“It felt very overwhelming. I was just about to start third grade, but then I was stuck being homeschooled. It not only affected me, but it affected close friends and family also.”
Anya’s parents Nirali and Ajit Shah have been her anchor through it all. “My parents are the ones that did literally everything for me. They would take care of me and worry about my every ache and pain. They are the whole reason I am still healthy today and living great,” she says. Her saddest memory she recollects “was probably the day I found out I had cancer and the days being homeschooled.” Conversely, her happiest memory was when she got to go back to school for the last few days and feel like a normal third grader again. “After I was done with one year of treatment, and I was healthier, I was able to go back to school for fourth grade. During Presidential Fitness, which is a test of one’s strength and endurance, I got the presidential award, the highest award possible. I also went back to gymnastics, which felt like a huge accomplishment. I finally got to compete.
To kids suffering from cancer, Anya says,“just hang in there. Believe in yourself because believing is the first step towards success. Also have faith in God, and the people taking care of you. Trust your doctors, nurses, and hospital. At first, you may think cancer is so terrible, I’m going to die; but if you really think about it, cancer is just another obstacle in your life, which you will have to overcome.”
Anya is not an only child. She has three siblings Kyra (10), Roshan (8) and Vadin (5).
Her diagnosis impacted not only her parents but the entire family. Says her mother Nirali,“When we first found out , we were all crying. We had a lot of emotions. From feeling angry to sad to overwhelmed. I would ask myself why us? I sometimes rather wish it was me and not her.”
Among the biggest challenges and struggles her parents faced along the way were as her mother Nirali recounts, “Going through treatment, spending days in the hospital and also juggling to keep everyone’s life as normal as could be.”
Anya’s treatment lasted about two and a half years during which time she was homeschooled for a year. Dealing with the myriad side effects of chemotherapy was enervating. Her mother would have to sit with Anya for hours to get her to finish even half of the food on her plate. Then there were some real bad days driving to the hospital in the middle of the night, to stopping the car in the middle of the road so Anya could throw up. In the second year of treatment Anya went back to competing in gymnastics. Her mother distinctly remembers her first competition. She had just had her chemotherapy couple days ago. After the competition Anya was crying, and really upset that she did not place or win any medals. She was always hard on herself., Says Nirali,“To me she was my hero. I told Anya that day, that there was no one else in the competition who had just undergone chemo. The fact that she competed made her a champion.”

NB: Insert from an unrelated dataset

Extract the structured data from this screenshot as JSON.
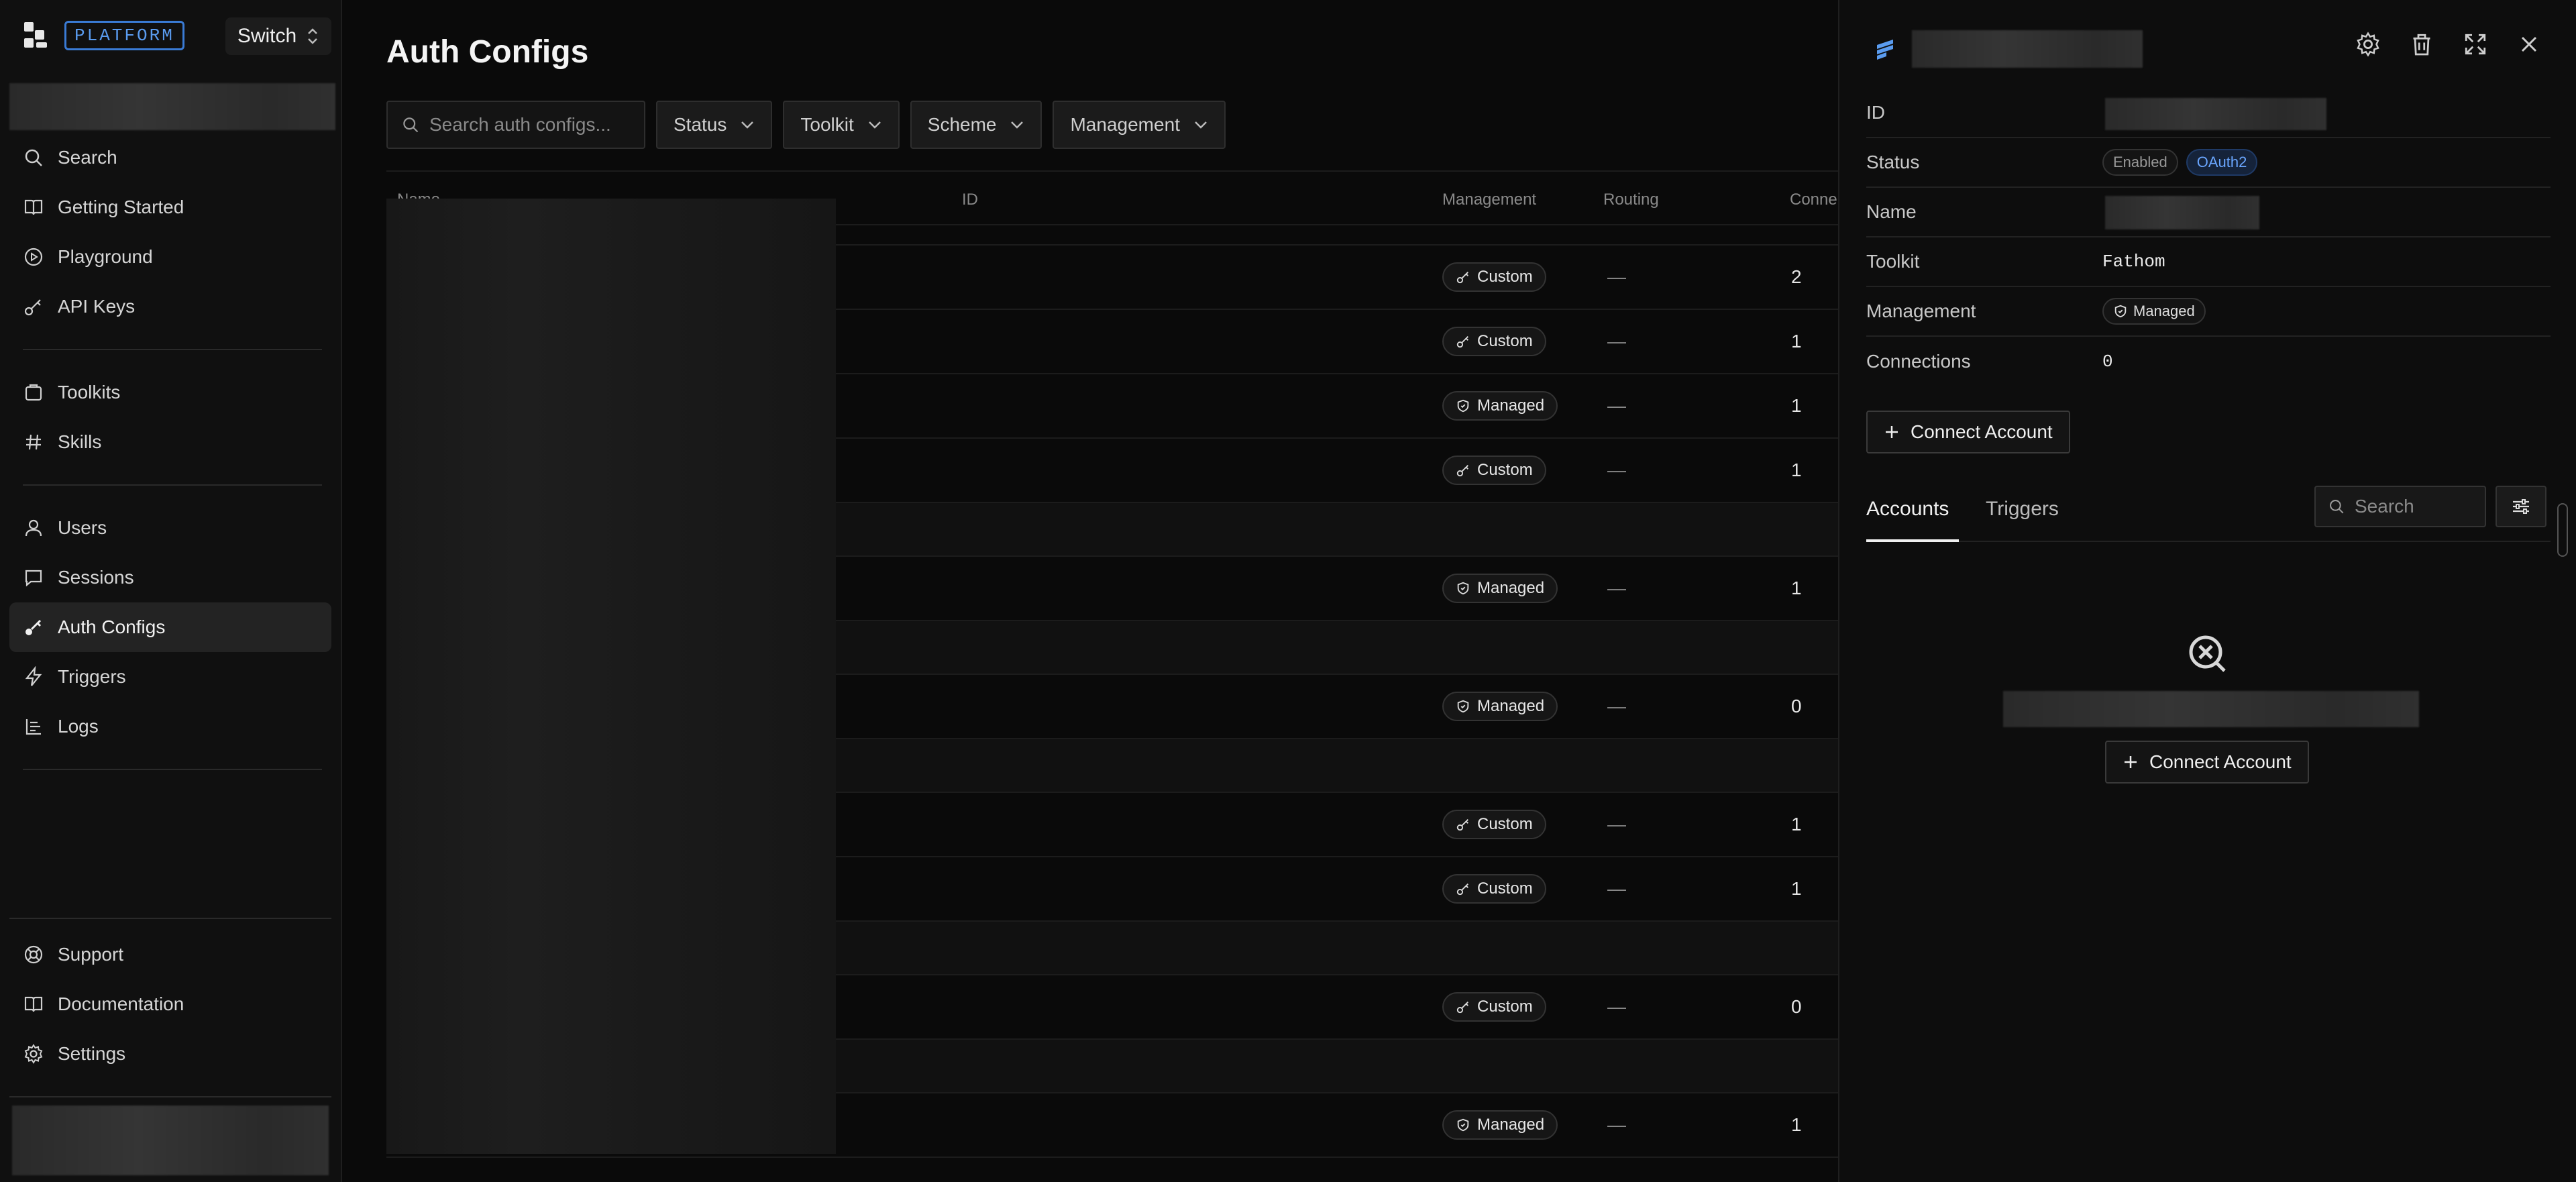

For parents in a similar situation, Nirali says, “pray and have faith. It’s okay to cry, it’s okay to be in the moment but never give up. You have to stay strong and try to have normalcy in your lives despite the situation. Never lower your bar/expectations for your child. Having a strong support system is also very important.”
Philosophically she goes on, “Life changes so quickly. Four years ago a day before my birthday we got the news that Anya had cancer and now four years later a day before my birthday we found out that she is going to be on the City of Hope float in the Rose Parade. I think today Anya is thriving because of all the support she has received and she along with the entire family has grown stronger from the hardship we all have gone through. Anya is a fighter; she gives us strength and courage and always reminds us to live in the moment. Also we have learned to appreciate everything we have and the bonds with people have gotten stronger.”